There’s something to be loved about lounging around on the couches watching the TV while leafing through some of Larry’s personal library. You feel almost like a local as you’ve got your feet up on the porch and you’re sipping an ice cold beer over fish and chips from the store located next door.
Hands down the best vibe I’ve found in a hostel.
Tea Gardens isn’t a bustling city, but Lazy Paddles manages to be right in the heart of things. You’re at the river as soon as you cross the road, so it isn’t hard to rush out when somebody excitedly cries out that they’ve spotted dolphins putting on a show.
Next door is a great fish and chip shop, and there’s a candy and ice cream store a few doors down. The Tea Gardens Pub and bottle shop are on the next block and it’s a short walk to bakeries, cafes, and other amenities both in Tea Gardens and in its sister town of Hawk’s Nest.
Lazy Paddles doesn’t have all of the bells and whistles you’d get in a bigger, more popular hostel. The bedrooms offer basic bunk beds and a few power points.
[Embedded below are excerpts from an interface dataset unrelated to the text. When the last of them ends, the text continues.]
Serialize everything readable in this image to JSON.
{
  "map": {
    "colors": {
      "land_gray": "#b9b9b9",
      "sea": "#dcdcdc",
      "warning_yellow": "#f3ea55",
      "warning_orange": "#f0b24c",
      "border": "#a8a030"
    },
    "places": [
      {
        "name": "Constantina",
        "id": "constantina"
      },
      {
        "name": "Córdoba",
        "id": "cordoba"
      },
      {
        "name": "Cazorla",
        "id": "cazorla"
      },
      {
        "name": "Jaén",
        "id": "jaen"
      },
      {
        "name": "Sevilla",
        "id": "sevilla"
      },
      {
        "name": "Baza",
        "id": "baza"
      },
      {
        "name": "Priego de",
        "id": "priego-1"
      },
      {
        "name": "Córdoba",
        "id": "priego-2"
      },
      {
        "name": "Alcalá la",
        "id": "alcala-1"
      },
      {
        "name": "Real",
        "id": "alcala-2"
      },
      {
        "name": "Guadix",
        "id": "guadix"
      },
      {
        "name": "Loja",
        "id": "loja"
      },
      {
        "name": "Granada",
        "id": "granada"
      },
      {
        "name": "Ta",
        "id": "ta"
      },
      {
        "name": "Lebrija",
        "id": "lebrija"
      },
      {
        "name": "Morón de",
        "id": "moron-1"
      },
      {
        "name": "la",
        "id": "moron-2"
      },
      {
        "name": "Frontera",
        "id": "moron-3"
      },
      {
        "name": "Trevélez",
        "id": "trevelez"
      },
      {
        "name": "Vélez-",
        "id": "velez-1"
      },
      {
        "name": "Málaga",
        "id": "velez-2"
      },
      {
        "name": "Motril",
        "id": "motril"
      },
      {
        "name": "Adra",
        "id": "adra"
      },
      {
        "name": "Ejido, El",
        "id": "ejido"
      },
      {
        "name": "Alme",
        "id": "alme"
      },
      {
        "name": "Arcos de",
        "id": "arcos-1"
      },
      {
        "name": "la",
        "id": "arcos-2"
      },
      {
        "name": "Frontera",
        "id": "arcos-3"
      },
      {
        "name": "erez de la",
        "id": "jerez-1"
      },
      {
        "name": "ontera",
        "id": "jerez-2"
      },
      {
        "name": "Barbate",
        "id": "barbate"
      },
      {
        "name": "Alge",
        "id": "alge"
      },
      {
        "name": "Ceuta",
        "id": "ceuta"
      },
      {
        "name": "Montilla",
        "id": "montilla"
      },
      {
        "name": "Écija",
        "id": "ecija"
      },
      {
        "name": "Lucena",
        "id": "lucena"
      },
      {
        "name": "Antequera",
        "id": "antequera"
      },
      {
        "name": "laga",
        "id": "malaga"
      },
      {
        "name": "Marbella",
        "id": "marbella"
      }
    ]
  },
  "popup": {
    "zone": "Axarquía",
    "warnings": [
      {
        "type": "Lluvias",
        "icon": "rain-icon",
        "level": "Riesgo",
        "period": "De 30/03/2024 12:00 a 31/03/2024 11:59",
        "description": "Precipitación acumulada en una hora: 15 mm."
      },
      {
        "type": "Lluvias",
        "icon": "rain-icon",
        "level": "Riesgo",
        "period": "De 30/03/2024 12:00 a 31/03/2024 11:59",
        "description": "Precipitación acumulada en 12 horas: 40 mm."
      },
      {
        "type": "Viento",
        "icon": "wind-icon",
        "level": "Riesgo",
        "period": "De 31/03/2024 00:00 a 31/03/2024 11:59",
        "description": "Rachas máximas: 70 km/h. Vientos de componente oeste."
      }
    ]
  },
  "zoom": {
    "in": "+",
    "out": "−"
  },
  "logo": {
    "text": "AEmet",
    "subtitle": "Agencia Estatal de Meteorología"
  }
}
The bathrooms are single stall ones like you’d find in most houses. The kitchen has a single fridge and a single oven.
But when the place only sleeps ten people, you don’t really need much more than that.
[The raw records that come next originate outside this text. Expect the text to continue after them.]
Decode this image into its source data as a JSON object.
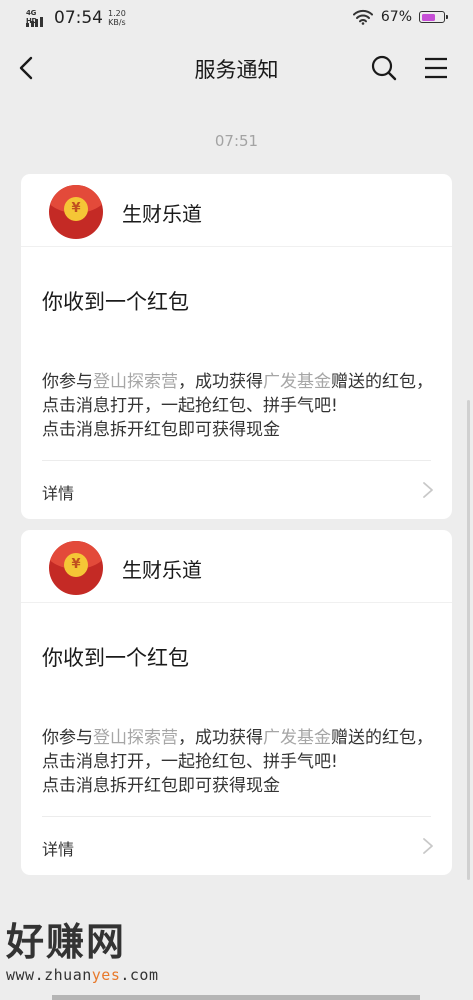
{
  "status_bar": {
    "network": "4G HD",
    "time": "07:54",
    "speed_value": "1.20",
    "speed_unit": "KB/s",
    "battery_percent": "67%",
    "battery_level": 0.67,
    "battery_color": "#c64fd6"
  },
  "nav": {
    "back_icon": "chevron-left-icon",
    "title": "服务通知",
    "search_icon": "search-icon",
    "menu_icon": "hamburger-menu-icon"
  },
  "message_time": "07:51",
  "cards": [
    {
      "avatar_icon": "red-envelope-yuan-icon",
      "coin_symbol": "¥",
      "brand": "生财乐道",
      "title": "你收到一个红包",
      "desc_prefix": "你参与",
      "desc_link1": "登山探索营",
      "desc_middle": "，成功获得",
      "desc_link2": "广发基金",
      "desc_suffix": "赠送的红包，点击消息打开，一起抢红包、拼手气吧!",
      "desc_line2": "点击消息拆开红包即可获得现金",
      "details_label": "详情"
    },
    {
      "avatar_icon": "red-envelope-yuan-icon",
      "coin_symbol": "¥",
      "brand": "生财乐道",
      "title": "你收到一个红包",
      "desc_prefix": "你参与",
      "desc_link1": "登山探索营",
      "desc_middle": "，成功获得",
      "desc_link2": "广发基金",
      "desc_suffix": "赠送的红包，点击消息打开，一起抢红包、拼手气吧!",
      "desc_line2": "点击消息拆开红包即可获得现金",
      "details_label": "详情"
    }
  ],
  "watermark": {
    "main": "好赚网",
    "url_part1": "www.zhuan",
    "url_accent": "yes",
    "url_part2": ".com"
  },
  "colors": {
    "background": "#ededed",
    "card": "#ffffff",
    "link_text": "#a6a6a6",
    "avatar_red": "#c42a25",
    "coin_gold": "#f5c636"
  }
}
There’s no internet available, but there’s a decent library of books and board games in the living room. A big bonus is that Larry loans out bikes for free to all guests, and kayak hire and kayak tours are offered at a much reduced rate as well.
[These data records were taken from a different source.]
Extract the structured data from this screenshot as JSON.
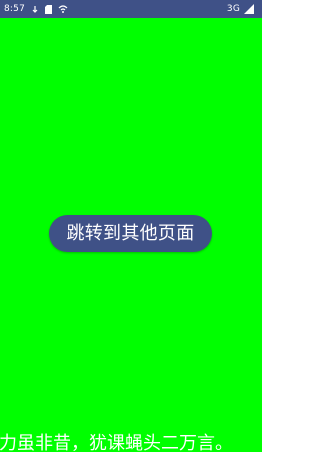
{
  "status_bar": {
    "time": "8:57",
    "network": "3G",
    "background_color": "#3f5187",
    "icons": [
      "gesture-icon",
      "sd-card-icon",
      "wifi-icon",
      "signal-icon"
    ]
  },
  "main": {
    "background_color": "#00ff00",
    "button_label": "跳转到其他页面",
    "button_color": "#3f5187"
  },
  "bottom_text": {
    "part_1": "力虽非昔，",
    "part_2": "犹课蝇头二万言。"
  }
}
A nice touch is the poppers, soda, and chocolate in the fridge. It’s all available on the honor system and was much appreciated when I stumbled home drunk on the Saturday night in dire need of hydration of a non alcoholic nature.
This is an easy one. As far as I can tell, Larry is the only staff on hand. He’s owner, receptionist, tour guide, and all around helpful guy. Hard to fault that.
The drawback is that if he’s busy with other customers – such as tourists wanting a kayak tour – the place is unattended save for his girlfriend. It was this that stopped us from borrowing bikes while we were there.
I had a lot of fun at Lazy Paddles, but that mostly came down to the company. You’re not going to find wild raves or myriad activities to participate in, but if you’re checking into a ten bed hostel in sleepy Tea Gardens expecting that – you might be a crazy person.
As mentioned earlier, there are free bikes for those wanting to explore as well as kayaks for hire and guided kayak tours of the nearby river system.
The Tea Gardens Pub is your only option as far as nightlife goes and it’s a typical country pub: lots of characters, cheap prices, and a disheartening lack of local ‘talent’.
There’s a TV in the lounge room as well as plenty of books. Larry’s collection of amazing photos occupied my attention for a while – particularly the saucy, artful nudes near my room…
We also got good play out of the battered copy of Scrabble available. I totally dominated, just quietly.
Hostels don’t come much cheaper than Lazy Paddles. At $27 a night (or $25 a night for stays longer than two nights or $29 a night during peak season), you’re paying next to nothing for your stay. Couple that with the cheap local watering hole, the variety of cafes nearby, and the free bike hire or reduced price kayak hire and you’ve got yourself a pretty good budget weekend.
In case I haven’t made it clear, I loved Lazy Paddles. I know the rest of my group did as well.
Our situation was undoubtedly helped by being the only guests on site during our two night stay, but I can’t imagine having a few others there would have done anything to lessen our enjoyment.
Whether we were sprawled out on the couch, taking our sweet ass time in the showers, or just drinking on the front porch – I don’t think I ever felt anything less than 100% welcome. It’s a nice feeling.
Overall Rating: 9/10
You can read more about Lazy Paddles at the website. Don’t let the basic nature of the site fool you. It almost got me, and I’m glad it didn’t.